Supreme Court Ruling Strengthens Title IX, Protects Whistle-Blowers
The US Supreme Court ruled today that those who are the victims of retaliation for drawing attention to Title IX violations can sue under the 1972 federal law prohibiting sex discrimination at institutions receiving federal financial assistance for education programs and activities. The court ruled 5-4 in favor of Roderick Jackson, a basketball coach in Alabama who claims that he was fired for complaining that the girls’ basketball team was forced to use substandard facilities and equipment and was denied funding equal to that received by the boys’ basketball team.

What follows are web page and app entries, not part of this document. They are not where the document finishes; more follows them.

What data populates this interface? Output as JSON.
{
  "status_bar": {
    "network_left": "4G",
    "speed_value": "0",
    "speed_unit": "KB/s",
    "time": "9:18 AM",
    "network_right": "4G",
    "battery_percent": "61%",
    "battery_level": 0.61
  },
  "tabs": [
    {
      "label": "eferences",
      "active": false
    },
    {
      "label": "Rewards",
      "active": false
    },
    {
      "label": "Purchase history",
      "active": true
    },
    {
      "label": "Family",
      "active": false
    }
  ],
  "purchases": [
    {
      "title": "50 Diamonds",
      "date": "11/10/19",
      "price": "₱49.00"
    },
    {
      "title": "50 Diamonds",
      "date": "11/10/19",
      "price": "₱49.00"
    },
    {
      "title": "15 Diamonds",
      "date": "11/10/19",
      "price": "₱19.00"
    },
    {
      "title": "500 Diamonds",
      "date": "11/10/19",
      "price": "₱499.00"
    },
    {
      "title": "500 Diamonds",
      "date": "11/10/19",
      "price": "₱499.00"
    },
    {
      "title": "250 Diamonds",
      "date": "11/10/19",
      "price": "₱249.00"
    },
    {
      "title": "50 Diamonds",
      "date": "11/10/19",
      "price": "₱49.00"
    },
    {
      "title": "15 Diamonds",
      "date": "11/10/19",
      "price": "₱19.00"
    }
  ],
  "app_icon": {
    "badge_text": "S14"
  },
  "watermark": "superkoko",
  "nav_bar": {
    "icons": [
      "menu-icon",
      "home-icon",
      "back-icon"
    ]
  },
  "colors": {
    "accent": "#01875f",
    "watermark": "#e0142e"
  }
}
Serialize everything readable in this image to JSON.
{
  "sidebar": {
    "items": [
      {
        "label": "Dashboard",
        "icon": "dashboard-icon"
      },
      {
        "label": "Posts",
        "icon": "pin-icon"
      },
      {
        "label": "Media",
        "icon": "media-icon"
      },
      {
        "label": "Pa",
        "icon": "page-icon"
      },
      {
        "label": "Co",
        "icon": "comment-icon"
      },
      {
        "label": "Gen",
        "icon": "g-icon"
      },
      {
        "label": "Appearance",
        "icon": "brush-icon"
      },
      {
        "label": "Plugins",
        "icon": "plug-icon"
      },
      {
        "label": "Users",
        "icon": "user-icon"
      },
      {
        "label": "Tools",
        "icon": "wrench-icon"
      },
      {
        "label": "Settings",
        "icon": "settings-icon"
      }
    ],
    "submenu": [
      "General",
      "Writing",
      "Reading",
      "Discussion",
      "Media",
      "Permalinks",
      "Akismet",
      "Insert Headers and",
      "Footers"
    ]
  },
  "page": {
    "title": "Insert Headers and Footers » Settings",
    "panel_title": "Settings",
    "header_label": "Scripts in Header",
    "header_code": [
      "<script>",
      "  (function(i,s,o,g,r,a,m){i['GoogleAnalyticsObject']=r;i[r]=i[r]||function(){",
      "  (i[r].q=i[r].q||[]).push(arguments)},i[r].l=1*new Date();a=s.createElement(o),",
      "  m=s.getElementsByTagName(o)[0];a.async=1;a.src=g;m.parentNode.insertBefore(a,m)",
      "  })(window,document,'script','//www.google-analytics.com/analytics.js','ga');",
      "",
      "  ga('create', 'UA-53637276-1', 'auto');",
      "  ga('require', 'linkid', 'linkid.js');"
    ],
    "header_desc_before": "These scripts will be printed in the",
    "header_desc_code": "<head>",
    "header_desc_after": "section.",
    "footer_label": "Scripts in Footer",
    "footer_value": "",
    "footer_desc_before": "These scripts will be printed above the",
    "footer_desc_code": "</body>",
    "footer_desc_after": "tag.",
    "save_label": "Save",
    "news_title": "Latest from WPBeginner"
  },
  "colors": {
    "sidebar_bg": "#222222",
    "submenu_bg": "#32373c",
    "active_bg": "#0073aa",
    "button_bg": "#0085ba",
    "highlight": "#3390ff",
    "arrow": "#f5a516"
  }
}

Jackson’s case was dismissed by lower federal courts, including the Eleventh Circuit Court of Appeals, which ruled that Title IX does not allow any specific right to sue over alleged retaliation, only over direct discrimination.
“Without protection from retaliation, individuals who witness discrimination would likely not report it, indifference claims would be short-circuited, and the underlying discrimination would go unremedied,” Justice Sandra Day O’Connor wrote for the majority opinion. O’Connor also stated that retaliation against someone who complained about sex discrimination amounted to intentional discrimination on the basis of sex, Reuters reports.
The Department of Justice filed a brief in support of Jackson last year. “Teachers and coaches are often in a much better position to identify sex discrimination and express opposition to it than are the students who are denied equal educational opportunities,” wrote US Solicitor General Theodore B. Olson in the brief.
The participation of girls in high school athletics has increased by 847 percent since Title IX took effect in 1972, and the participation of women in college sports has increased 400 percent.
12/11/2013 Human Rights Day Celebrated Around The World - Yesterday marked International Human Rights Day, a day to celebrate human rights advances and to assess the challenges that lie ahead in protecting them.
"The fundamentals for protecting and promoting human rights are largely in place: these include a strong and growing body of international human rights law and standards, as well as institutions to interpret the laws, monitor compliance and apply them to new and emerging human rights issues," said United Nations High Commissioner for Human Rights Navi Pillay in a statement. . . .
12/11/2013 UConn Under Federal Investigation For Mishandling Sexual Assault Cases - The US Department of Education's Office for Civil Rights (OCR) informed the University of Connecticut on Monday that it will investigate the school for allegedly mishandling sexual assault cases and violating Title IX, the federal law that requires all recipients of federal financial assistance for education programs and activities to prohibit sex discrimination and sexual harassment [PDF].
The investigation was sparked after seven women filed a formal complaint in October alleging that UConn had failed to protect them from sexual assault and exposed them to a sexually hostile environment.One woman says her attacker was expelled from campus but later readmitted without her knowledge. . . .
12/11/2013 Massachusetts Democrat Katherine Clark Wins Congressional Seat - Democrat Katherine Clark will become the fifth woman to represent Massachusetts in the US House Tuesday, after easily defeating three opponents in a special election.
"Six years ago, there wasn't a single woman representing Massachusetts in Congress," said Niki Tsongas, the only other woman representing Massachusetts in the House. . . .